Items from a dataset ::
=== Section Start ===

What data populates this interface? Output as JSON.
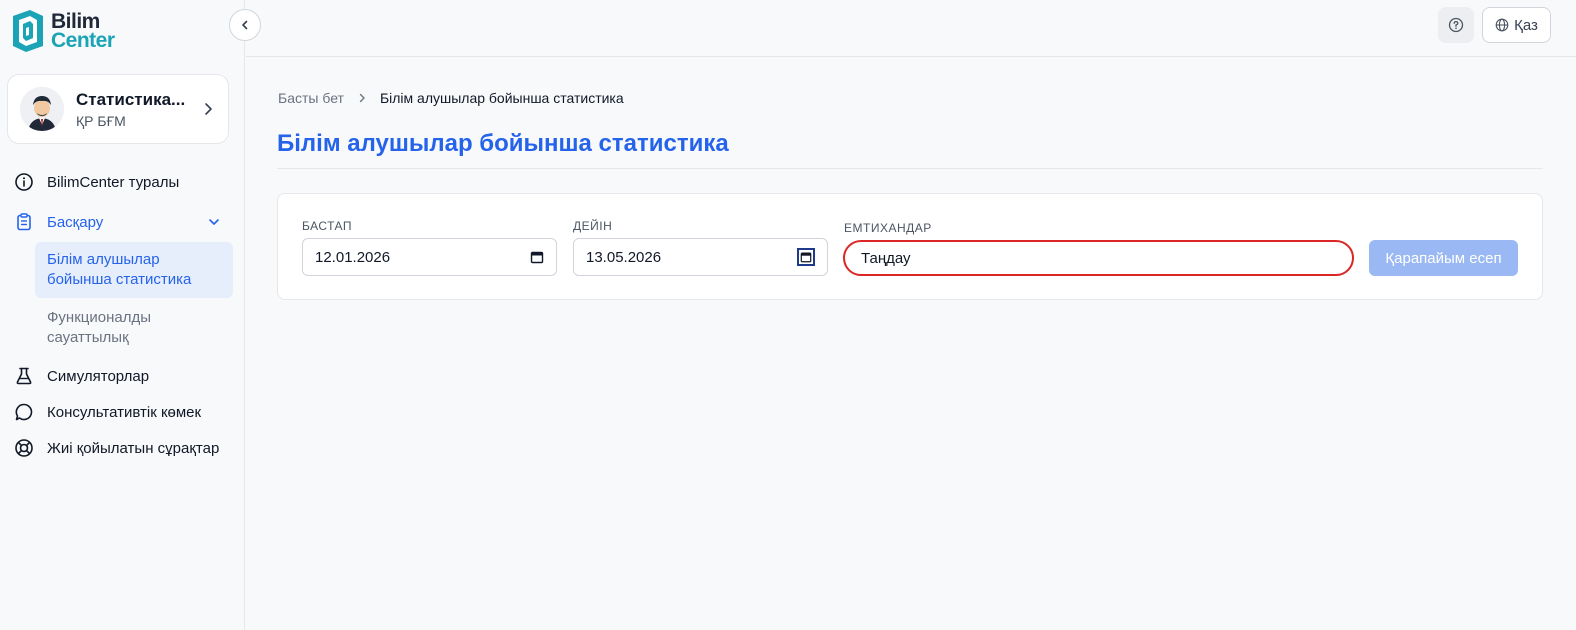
{
  "app": {
    "logo_line1": "Bilim",
    "logo_line2": "Center"
  },
  "profile": {
    "name": "Статистика...",
    "org": "ҚР БҒМ"
  },
  "sidebar": {
    "items": [
      {
        "label": "BilimCenter туралы",
        "icon": "info-icon"
      },
      {
        "label": "Басқару",
        "icon": "clipboard-icon",
        "expanded": true
      },
      {
        "label": "Симуляторлар",
        "icon": "flask-icon"
      },
      {
        "label": "Консультативтік көмек",
        "icon": "chat-bubble-icon"
      },
      {
        "label": "Жиі қойылатын сұрақтар",
        "icon": "lifebuoy-icon"
      }
    ],
    "subitems": [
      {
        "label": "Білім алушылар бойынша статистика",
        "selected": true
      },
      {
        "label": "Функционалды сауаттылық",
        "selected": false
      }
    ]
  },
  "topbar": {
    "lang_label": "Қаз"
  },
  "breadcrumb": {
    "home": "Басты бет",
    "current": "Білім алушылар бойынша статистика"
  },
  "page": {
    "title": "Білім алушылар бойынша статистика"
  },
  "filters": {
    "from_label": "БАСТАП",
    "from_value": "12.01.2026",
    "to_label": "ДЕЙІН",
    "to_value": "13.05.2026",
    "exams_label": "ЕМТИХАНДАР",
    "exams_placeholder": "Таңдау",
    "submit_label": "Қарапайым есеп"
  },
  "colors": {
    "accent": "#2563eb",
    "logo_teal": "#1ba3b6",
    "error_border": "#dc2626",
    "button_disabled": "#9ab8f3"
  }
}
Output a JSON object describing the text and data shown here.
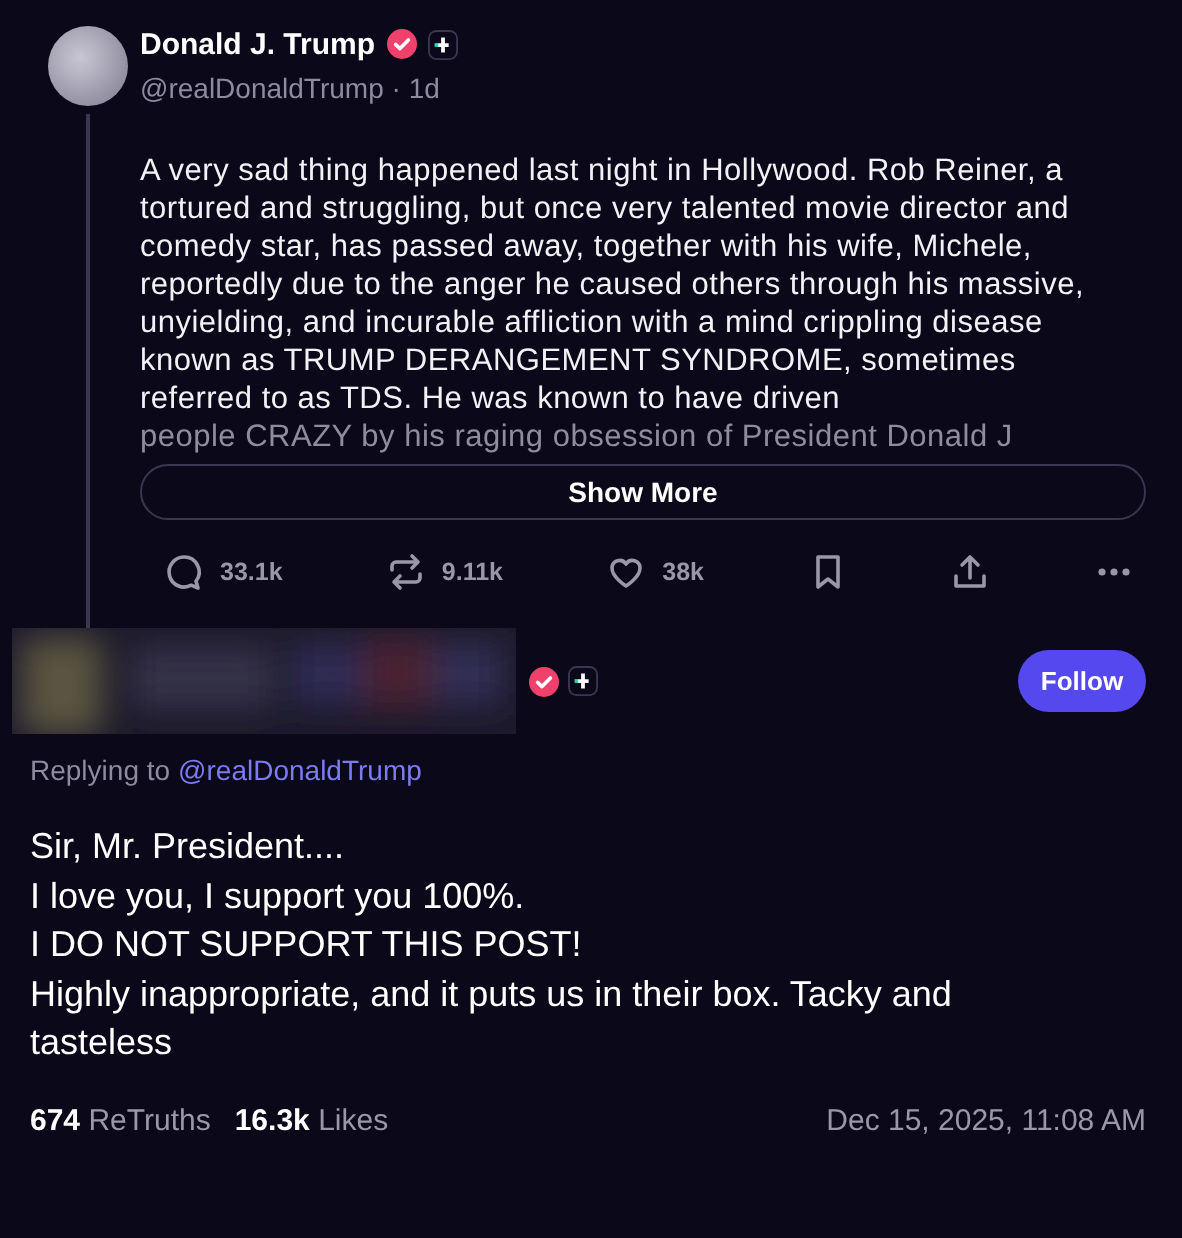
{
  "post": {
    "author": {
      "name": "Donald J. Trump",
      "verified": true,
      "handle": "@realDonaldTrump",
      "separator": "·",
      "time": "1d"
    },
    "text": "A very sad thing happened last night in Hollywood. Rob Reiner, a tortured and struggling, but once very talented movie director and comedy star, has passed away, together with his wife, Michele, reportedly due to the anger he caused others through his massive, unyielding, and incurable affliction with a mind crippling disease known as TRUMP DERANGEMENT SYNDROME, sometimes referred to as TDS. He was known to have driven",
    "faded_text": "people CRAZY by his raging obsession of President Donald J",
    "show_more": "Show More",
    "actions": [
      {
        "kind": "reply",
        "count": "33.1k"
      },
      {
        "kind": "repost",
        "count": "9.11k"
      },
      {
        "kind": "like",
        "count": "38k"
      },
      {
        "kind": "bookmark"
      },
      {
        "kind": "share"
      },
      {
        "kind": "more"
      }
    ]
  },
  "reply": {
    "author": {
      "verified": true
    },
    "follow": "Follow",
    "replying_to": "Replying to",
    "replying_handle": "@realDonaldTrump",
    "lines": [
      "Sir, Mr. President....",
      "I love you, I support you 100%.",
      "I DO NOT SUPPORT THIS POST!",
      "Highly inappropriate, and it puts us in their box. Tacky and tasteless"
    ],
    "stats": [
      {
        "count": "674",
        "label": "ReTruths"
      },
      {
        "count": "16.3k",
        "label": "Likes"
      }
    ],
    "timestamp": "Dec 15, 2025, 11:08 AM"
  }
}
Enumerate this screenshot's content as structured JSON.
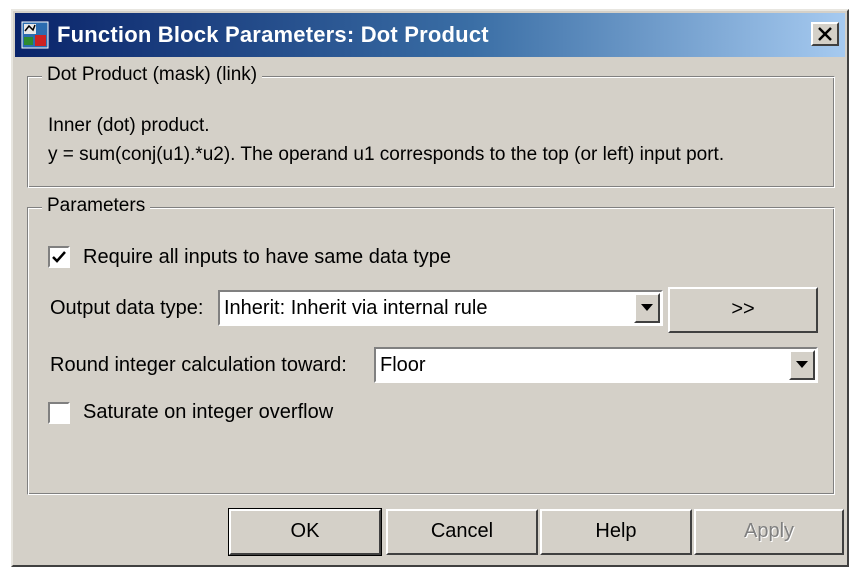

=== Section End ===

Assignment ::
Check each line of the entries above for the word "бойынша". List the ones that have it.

Result of this exercise ::
        "label": "Білім алушылар бойынша статистика",
    "current": "Білім алушылар бойынша статистика"
    "title": "Білім алушылар бойынша статистика"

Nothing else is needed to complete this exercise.